• _WHAT IS EXPECTED_:
Give the count of lines in the records below that contain "Assign", with no other words.

---------- INPUT ----------

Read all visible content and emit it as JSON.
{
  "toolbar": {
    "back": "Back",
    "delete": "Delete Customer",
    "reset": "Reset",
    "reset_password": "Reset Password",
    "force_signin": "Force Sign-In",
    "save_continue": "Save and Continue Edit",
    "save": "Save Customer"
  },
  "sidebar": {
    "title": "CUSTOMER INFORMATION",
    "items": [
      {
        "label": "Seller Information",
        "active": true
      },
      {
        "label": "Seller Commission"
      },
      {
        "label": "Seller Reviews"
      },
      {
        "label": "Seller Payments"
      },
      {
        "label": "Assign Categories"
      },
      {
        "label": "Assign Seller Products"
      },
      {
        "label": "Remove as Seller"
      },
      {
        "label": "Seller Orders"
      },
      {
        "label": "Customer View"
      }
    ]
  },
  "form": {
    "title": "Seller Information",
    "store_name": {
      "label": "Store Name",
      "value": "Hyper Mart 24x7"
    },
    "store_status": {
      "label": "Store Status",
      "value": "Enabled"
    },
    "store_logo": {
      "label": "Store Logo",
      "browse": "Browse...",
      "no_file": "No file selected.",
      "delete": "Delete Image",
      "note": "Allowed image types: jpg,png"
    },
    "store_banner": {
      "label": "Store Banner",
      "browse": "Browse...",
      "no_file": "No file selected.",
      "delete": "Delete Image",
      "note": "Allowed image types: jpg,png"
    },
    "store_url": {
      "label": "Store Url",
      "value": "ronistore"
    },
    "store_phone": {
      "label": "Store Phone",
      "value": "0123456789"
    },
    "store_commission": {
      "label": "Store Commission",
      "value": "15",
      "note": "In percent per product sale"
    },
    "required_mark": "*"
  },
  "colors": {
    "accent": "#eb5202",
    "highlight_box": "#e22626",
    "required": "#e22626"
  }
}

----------

• _WORKED SOLUTION_:
2